Look at the summer picture as a whole for Indiana and it doesn't look quite so threatening or unusual. Statewide averages do place this past Hoosier summer as only one of nine since 1972 with both above-normal temperatures and below-normal rainfall. You're probably thinking that's not good for crops, and you should be right. In most of the previous eight years, yields went down from August estimate through final yield, as predicted and reported by USDA. In a couple of the years where corn yields went up after August estimates, such as '88, weather damage was already so obvious by the end of July that USDA estimated very low yields in August to begin with.
After you look at the weather data table for the June-August period, you would expect below-average corn yields. Yet most recent USDA estimates look for higher than trend corn yields, with higher yields than the five-year average in all but one crop reporting district- east-central Indiana.
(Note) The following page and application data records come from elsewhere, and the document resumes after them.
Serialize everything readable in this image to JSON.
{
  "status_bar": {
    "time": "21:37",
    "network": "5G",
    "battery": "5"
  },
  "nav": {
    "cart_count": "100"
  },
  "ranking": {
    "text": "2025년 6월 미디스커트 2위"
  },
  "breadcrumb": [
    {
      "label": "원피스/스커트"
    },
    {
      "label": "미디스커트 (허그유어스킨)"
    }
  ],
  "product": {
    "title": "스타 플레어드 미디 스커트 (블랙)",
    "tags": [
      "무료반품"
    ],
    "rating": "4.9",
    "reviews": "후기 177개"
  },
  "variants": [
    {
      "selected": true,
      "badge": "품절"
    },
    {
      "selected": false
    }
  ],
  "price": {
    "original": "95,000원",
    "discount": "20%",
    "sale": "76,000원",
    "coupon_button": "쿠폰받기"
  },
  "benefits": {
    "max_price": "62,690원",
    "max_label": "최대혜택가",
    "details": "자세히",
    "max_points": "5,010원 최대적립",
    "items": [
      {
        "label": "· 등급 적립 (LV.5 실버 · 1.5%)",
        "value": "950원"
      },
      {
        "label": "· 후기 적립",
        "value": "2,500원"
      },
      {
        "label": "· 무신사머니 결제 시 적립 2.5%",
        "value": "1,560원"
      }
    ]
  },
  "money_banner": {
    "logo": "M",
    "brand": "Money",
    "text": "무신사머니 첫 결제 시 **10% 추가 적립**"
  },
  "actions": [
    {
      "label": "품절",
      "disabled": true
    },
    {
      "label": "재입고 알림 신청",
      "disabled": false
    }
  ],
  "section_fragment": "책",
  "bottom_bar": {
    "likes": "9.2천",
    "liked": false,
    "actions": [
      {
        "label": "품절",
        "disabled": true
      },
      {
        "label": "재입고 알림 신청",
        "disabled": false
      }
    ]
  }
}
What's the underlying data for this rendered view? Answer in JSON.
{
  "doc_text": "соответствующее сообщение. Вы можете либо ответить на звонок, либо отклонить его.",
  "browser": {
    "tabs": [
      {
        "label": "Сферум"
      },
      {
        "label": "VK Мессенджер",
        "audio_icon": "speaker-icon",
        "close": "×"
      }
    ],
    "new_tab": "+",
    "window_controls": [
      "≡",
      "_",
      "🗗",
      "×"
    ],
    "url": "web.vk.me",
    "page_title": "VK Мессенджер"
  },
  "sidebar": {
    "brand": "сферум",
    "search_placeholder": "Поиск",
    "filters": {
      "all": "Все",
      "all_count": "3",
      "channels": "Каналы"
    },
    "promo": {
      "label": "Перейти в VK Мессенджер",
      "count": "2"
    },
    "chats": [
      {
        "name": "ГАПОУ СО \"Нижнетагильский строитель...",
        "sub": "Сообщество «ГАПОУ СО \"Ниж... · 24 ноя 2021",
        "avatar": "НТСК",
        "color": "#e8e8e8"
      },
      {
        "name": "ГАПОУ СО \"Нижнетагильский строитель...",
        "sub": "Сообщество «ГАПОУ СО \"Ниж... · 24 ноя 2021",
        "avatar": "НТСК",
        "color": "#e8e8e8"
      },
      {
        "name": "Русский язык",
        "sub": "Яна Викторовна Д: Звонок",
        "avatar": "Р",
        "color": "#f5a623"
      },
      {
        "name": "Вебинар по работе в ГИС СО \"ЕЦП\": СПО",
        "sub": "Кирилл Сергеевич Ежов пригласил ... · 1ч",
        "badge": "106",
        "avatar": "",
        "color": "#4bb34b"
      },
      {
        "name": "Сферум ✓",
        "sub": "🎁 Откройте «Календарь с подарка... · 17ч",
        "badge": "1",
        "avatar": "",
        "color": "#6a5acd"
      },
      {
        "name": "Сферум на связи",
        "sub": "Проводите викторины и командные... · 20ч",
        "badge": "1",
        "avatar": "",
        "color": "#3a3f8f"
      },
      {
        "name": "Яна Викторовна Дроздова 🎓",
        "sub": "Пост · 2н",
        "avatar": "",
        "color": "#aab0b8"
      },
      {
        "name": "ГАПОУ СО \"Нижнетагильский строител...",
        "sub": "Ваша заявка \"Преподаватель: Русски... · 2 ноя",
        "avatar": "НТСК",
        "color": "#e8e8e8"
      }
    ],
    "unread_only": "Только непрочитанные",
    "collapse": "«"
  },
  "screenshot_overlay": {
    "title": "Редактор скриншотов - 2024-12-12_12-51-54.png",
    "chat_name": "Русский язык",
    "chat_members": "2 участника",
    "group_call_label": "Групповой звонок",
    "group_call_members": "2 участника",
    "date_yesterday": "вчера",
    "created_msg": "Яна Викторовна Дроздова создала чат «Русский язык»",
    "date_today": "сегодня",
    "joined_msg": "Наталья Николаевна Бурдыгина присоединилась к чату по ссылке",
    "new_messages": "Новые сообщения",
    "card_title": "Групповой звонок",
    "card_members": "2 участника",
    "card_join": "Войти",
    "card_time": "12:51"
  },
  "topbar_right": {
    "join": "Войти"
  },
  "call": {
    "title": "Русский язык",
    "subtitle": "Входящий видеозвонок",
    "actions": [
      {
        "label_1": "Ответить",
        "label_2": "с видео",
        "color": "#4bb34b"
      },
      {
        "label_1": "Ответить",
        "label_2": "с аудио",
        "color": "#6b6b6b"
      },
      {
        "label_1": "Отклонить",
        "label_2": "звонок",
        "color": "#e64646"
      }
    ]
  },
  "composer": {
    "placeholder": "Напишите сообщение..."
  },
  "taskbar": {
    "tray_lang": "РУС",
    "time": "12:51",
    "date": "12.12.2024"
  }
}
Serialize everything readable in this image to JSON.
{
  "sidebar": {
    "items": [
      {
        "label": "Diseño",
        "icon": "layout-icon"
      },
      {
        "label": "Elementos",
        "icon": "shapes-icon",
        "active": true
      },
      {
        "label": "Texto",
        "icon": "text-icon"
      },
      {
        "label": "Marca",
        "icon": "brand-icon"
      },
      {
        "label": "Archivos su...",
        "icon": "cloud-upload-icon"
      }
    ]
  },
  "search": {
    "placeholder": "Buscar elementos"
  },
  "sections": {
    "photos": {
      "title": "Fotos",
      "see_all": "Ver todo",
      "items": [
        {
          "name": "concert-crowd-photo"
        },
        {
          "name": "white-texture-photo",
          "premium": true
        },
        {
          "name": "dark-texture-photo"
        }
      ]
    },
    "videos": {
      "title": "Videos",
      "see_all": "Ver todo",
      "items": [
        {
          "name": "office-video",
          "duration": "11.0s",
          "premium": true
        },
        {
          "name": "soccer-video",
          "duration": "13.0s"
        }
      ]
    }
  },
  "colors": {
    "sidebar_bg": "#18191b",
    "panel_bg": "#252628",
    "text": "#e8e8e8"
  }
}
Soybeans are a different story, but yields are still respectable, although latest estimates dip below 40 bushels per acre in east-central and the entire southern third of the state.
To find out the reason behind these unusual linkages, you've got to downsize from the big picture and start looking at local conditions, says Ken Scheeringa of the Indiana state climate center, located at the Midwest Regional Weather Service office in West Lafayette. "Averages tend to mask out the extremes both over time and area," he says. "A 3-month average doesn't tell us much about the variability over small time periods, like weeks.
"Not only do averages smooth out time, but also area. What happens over a crop district may be much different than what happens in part of a county somewhere. That's certainly true this year. Things can be much different, and they were!"
That's why Scheeringa believes 'variability' is the bye- word in Indiana for both weather and crop yields this year. Summer thunderstorms traditionally dump more rain in some spots than others. Jim Newman reported on that many times during his tenure at Purdue, and later as an independent ag climatologist. But what occurred this past season perhaps goes well beyond normal variability, even in Indiana summers.
A glance at July only and August only weather tables begin to paint a different picture, and explain why corn yields held up, but why soybean yields likely won't, at least in southern Indiana. July was actually below-normal in temperature, on average, across all districts. On the other hand, August was above normal, by as much as 6 degrees above normal for the month, in southwest Indiana. It's common knowledge that July is the critical period for corn pollination and ear development. August is crucial to soybean reproduction and pod fill.
Northern Indiana began receiving lots of rain in August. According to the table, even district 5, in central Indiana, was above normal. But in truth, part of the district above Indianapolis received considerable rainfall, but counties south, including Johnson, Shelby and Bartholomew, for the most part saw very little rain.
Variability! What else can you say?